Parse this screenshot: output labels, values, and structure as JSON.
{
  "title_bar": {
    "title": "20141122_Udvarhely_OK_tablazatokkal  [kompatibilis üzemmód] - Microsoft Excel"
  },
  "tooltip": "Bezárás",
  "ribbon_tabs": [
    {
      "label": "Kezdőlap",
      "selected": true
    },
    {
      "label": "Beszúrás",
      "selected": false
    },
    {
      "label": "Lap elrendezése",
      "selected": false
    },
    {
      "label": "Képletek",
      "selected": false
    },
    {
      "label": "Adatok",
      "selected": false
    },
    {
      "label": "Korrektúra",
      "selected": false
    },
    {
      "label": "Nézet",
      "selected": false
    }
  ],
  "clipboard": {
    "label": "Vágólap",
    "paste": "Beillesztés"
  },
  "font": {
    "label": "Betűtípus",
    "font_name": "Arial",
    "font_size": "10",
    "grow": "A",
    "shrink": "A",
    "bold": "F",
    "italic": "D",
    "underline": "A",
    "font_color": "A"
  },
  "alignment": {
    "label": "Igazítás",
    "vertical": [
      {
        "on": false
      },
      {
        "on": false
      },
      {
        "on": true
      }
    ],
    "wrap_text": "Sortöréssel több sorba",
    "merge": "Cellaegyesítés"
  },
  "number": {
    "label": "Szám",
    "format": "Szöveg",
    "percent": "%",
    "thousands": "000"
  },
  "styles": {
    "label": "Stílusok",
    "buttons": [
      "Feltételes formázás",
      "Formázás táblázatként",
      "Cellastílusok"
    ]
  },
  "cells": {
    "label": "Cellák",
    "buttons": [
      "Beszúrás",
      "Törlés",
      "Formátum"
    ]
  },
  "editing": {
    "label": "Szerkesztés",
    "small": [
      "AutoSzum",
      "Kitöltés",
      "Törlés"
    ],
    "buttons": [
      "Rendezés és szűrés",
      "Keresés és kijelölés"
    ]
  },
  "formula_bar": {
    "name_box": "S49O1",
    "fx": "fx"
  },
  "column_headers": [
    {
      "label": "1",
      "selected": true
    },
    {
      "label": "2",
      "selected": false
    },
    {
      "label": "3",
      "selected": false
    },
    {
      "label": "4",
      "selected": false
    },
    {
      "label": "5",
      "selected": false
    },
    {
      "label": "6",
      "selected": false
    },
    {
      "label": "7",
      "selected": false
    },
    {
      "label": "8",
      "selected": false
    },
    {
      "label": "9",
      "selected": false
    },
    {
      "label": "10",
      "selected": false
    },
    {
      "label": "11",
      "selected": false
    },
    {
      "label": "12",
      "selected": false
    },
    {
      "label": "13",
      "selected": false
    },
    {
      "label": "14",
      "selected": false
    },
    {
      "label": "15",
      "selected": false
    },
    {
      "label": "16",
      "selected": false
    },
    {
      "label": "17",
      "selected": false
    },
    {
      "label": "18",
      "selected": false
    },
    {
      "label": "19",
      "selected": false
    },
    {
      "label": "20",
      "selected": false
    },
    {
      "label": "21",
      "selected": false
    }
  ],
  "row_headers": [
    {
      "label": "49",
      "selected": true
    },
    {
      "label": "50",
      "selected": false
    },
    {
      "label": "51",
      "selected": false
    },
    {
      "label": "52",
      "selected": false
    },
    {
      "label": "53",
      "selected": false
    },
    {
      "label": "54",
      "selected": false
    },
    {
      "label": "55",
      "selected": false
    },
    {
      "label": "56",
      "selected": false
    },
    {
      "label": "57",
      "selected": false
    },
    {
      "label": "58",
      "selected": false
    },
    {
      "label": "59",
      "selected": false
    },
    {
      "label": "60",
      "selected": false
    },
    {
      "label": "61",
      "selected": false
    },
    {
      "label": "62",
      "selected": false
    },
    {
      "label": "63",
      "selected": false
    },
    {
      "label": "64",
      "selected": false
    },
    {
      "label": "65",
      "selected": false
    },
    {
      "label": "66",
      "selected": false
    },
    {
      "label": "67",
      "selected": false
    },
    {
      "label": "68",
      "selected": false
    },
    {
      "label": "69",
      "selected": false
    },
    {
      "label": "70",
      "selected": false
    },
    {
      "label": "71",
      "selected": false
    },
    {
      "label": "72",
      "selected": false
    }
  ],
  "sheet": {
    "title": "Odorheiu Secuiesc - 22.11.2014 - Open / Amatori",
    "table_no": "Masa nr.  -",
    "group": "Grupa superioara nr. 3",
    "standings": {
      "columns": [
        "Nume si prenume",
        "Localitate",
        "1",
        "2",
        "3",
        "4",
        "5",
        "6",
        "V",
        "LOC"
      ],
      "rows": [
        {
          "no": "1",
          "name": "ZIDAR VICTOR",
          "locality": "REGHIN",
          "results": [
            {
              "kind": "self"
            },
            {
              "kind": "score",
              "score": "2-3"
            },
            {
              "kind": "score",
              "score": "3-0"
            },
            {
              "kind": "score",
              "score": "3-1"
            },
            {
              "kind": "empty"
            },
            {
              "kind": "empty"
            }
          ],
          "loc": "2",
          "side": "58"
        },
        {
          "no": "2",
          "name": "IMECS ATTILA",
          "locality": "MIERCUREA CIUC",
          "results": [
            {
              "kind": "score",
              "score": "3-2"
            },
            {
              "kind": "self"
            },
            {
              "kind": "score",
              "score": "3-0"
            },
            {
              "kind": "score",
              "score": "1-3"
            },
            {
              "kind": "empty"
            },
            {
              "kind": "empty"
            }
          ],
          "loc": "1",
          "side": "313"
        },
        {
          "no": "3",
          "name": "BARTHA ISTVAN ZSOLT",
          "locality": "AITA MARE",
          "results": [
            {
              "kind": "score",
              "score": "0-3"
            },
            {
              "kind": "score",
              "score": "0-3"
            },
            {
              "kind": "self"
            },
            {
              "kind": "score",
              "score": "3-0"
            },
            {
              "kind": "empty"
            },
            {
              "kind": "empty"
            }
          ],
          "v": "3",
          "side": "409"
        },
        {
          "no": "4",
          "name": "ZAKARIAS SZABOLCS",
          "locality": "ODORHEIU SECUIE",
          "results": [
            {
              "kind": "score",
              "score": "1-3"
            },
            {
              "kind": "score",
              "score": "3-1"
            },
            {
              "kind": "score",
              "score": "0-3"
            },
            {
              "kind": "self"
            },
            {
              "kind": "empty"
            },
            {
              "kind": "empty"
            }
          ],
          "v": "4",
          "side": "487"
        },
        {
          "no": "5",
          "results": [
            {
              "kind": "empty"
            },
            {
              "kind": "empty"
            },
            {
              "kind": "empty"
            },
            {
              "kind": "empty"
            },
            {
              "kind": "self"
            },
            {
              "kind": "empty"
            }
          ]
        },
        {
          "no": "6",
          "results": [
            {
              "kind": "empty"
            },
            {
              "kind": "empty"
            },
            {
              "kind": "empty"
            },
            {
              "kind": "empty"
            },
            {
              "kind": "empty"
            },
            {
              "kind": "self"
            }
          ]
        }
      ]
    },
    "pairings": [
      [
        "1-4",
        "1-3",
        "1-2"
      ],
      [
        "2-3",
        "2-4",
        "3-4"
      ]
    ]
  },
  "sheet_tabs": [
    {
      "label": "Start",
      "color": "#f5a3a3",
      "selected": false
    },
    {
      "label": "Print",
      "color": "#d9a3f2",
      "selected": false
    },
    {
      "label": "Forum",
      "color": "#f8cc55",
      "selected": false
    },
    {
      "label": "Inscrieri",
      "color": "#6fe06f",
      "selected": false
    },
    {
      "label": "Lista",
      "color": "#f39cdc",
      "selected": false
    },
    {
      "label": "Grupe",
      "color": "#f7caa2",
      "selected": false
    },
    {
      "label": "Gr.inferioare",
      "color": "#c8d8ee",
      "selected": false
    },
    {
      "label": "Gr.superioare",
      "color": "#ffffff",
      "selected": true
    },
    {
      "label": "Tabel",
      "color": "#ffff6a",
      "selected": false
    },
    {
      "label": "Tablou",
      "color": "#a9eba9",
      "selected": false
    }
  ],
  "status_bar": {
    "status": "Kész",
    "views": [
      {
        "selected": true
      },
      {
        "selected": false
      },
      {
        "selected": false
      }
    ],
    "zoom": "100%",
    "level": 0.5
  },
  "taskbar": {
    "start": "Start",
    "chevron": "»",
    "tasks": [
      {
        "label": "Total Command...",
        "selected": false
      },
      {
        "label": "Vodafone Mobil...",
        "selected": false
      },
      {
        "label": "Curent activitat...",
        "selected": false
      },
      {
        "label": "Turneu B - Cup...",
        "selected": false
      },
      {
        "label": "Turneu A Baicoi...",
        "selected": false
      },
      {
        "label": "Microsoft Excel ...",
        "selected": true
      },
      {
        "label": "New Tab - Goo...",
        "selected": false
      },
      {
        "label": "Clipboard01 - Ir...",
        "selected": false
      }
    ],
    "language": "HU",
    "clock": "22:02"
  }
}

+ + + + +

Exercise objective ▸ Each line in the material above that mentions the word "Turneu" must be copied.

Reply ▸
        "label": "Turneu B - Cup...",
        "label": "Turneu A Baicoi...",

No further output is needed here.